Problem to work on: Whenever a line in the entries below contains "Diagnosis", copy that line.

--- Records for this exercise Enclosed Below ---

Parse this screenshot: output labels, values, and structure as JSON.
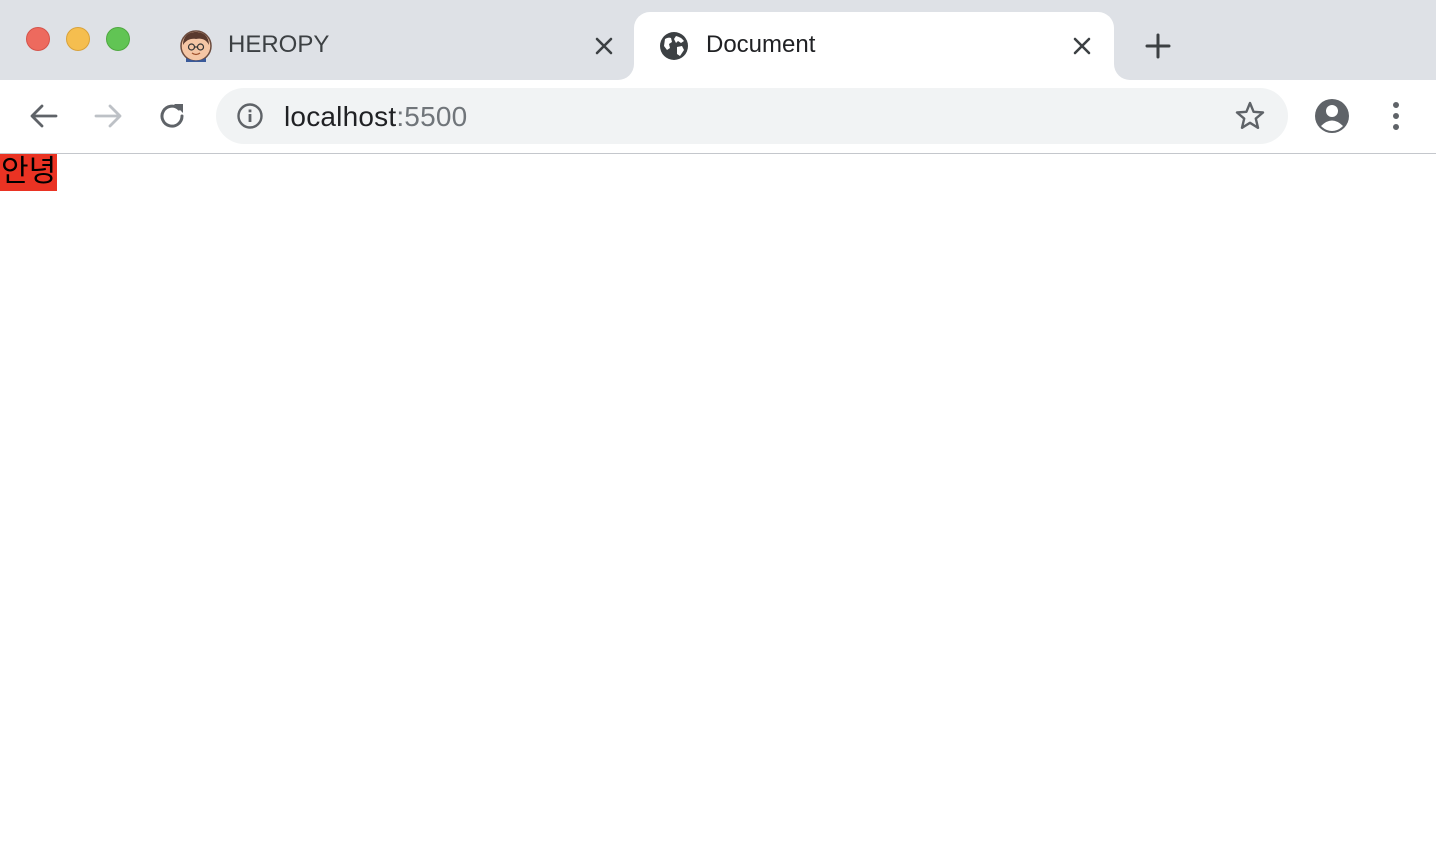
{
  "window": {
    "controls": [
      "close",
      "minimize",
      "zoom"
    ]
  },
  "tabs": [
    {
      "title": "HEROPY",
      "favicon": "avatar-icon",
      "active": false
    },
    {
      "title": "Document",
      "favicon": "globe-icon",
      "active": true
    }
  ],
  "toolbar": {
    "url_host": "localhost",
    "url_port": ":5500"
  },
  "page": {
    "text": "안녕",
    "highlight_color": "#ea3323"
  },
  "colors": {
    "tab_strip": "#dee1e6",
    "omnibox": "#f1f3f4",
    "icon": "#5f6368"
  }
}
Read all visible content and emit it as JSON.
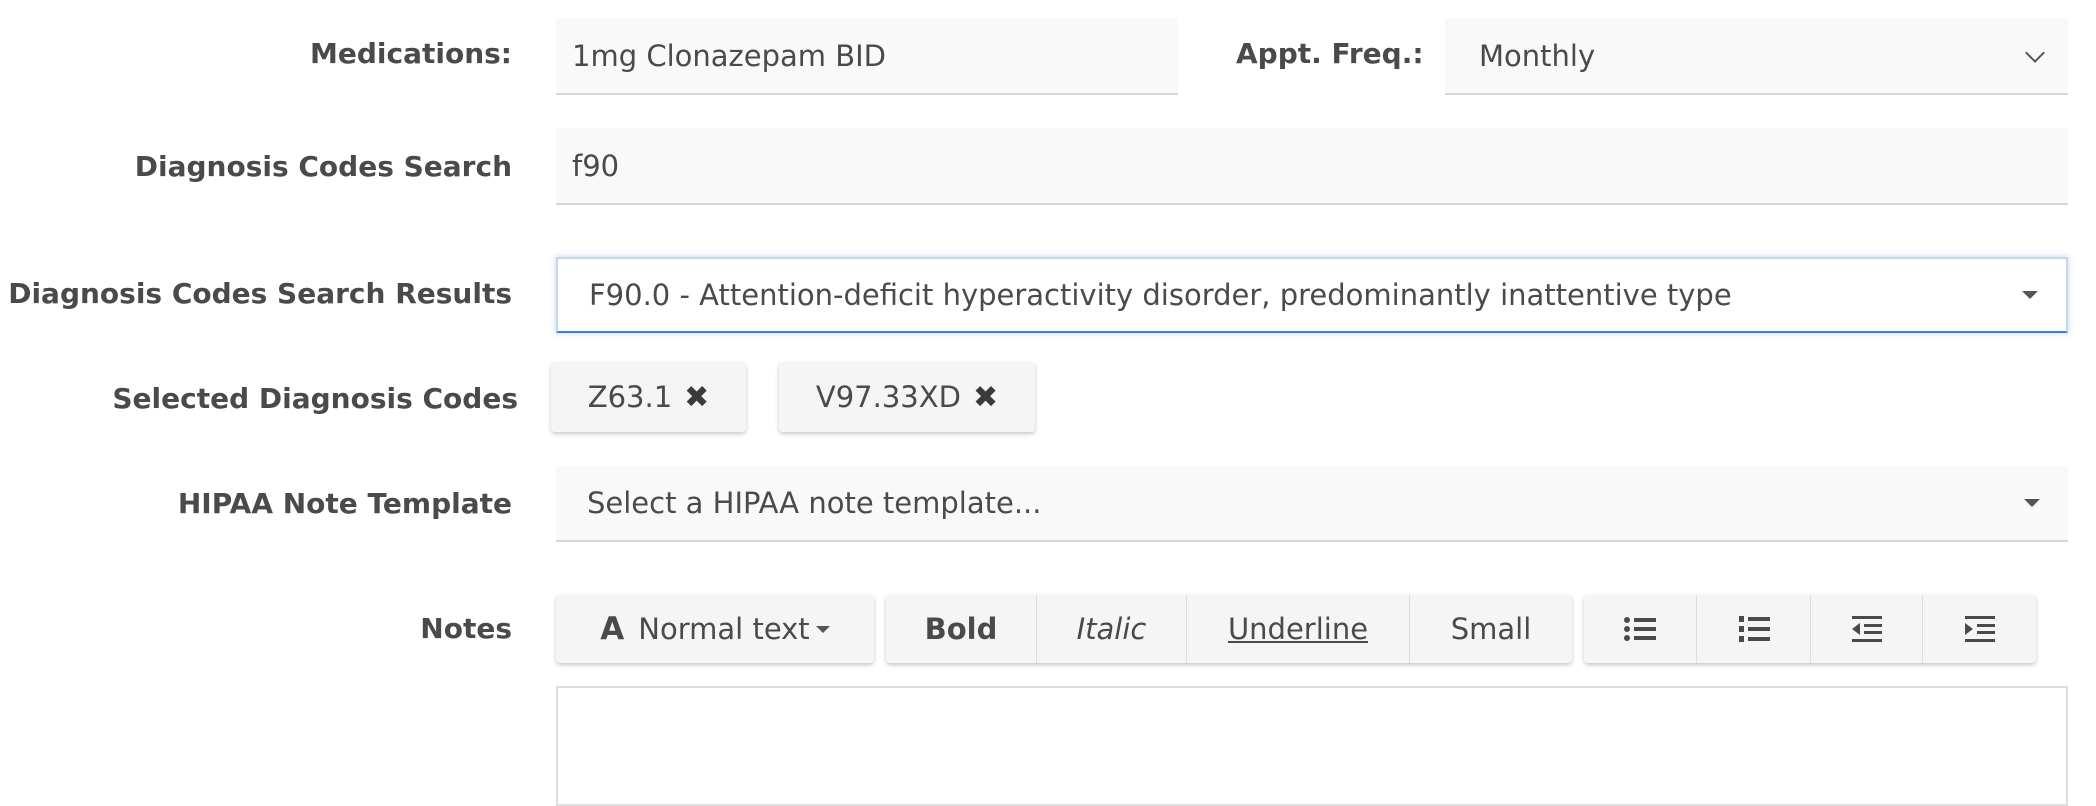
{
  "medications": {
    "label": "Medications:",
    "value": "1mg Clonazepam BID"
  },
  "appt_freq": {
    "label": "Appt. Freq.:",
    "value": "Monthly"
  },
  "dx_search": {
    "label": "Diagnosis Codes Search",
    "value": "f90"
  },
  "dx_results": {
    "label": "Diagnosis Codes Search Results",
    "value": "F90.0 - Attention-deficit hyperactivity disorder, predominantly inattentive type"
  },
  "selected_codes": {
    "label": "Selected Diagnosis Codes",
    "chips": [
      {
        "code": "Z63.1",
        "remove": "✖"
      },
      {
        "code": "V97.33XD",
        "remove": "✖"
      }
    ]
  },
  "hipaa": {
    "label": "HIPAA Note Template",
    "placeholder": "Select a HIPAA note template..."
  },
  "notes": {
    "label": "Notes",
    "toolbar": {
      "format_icon": "A",
      "format_label": "Normal text",
      "bold": "Bold",
      "italic": "Italic",
      "underline": "Underline",
      "small": "Small",
      "icons": [
        "bulleted-list-icon",
        "numbered-list-icon",
        "outdent-icon",
        "indent-icon"
      ]
    },
    "value": ""
  },
  "colors": {
    "focus_border": "#3b82d6",
    "field_bg": "#f9f9f9",
    "label": "#4a4a4a"
  }
}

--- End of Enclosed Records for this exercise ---

Solution to this task:
    "label": "Diagnosis Codes Search",
    "label": "Diagnosis Codes Search Results",
    "label": "Selected Diagnosis Codes",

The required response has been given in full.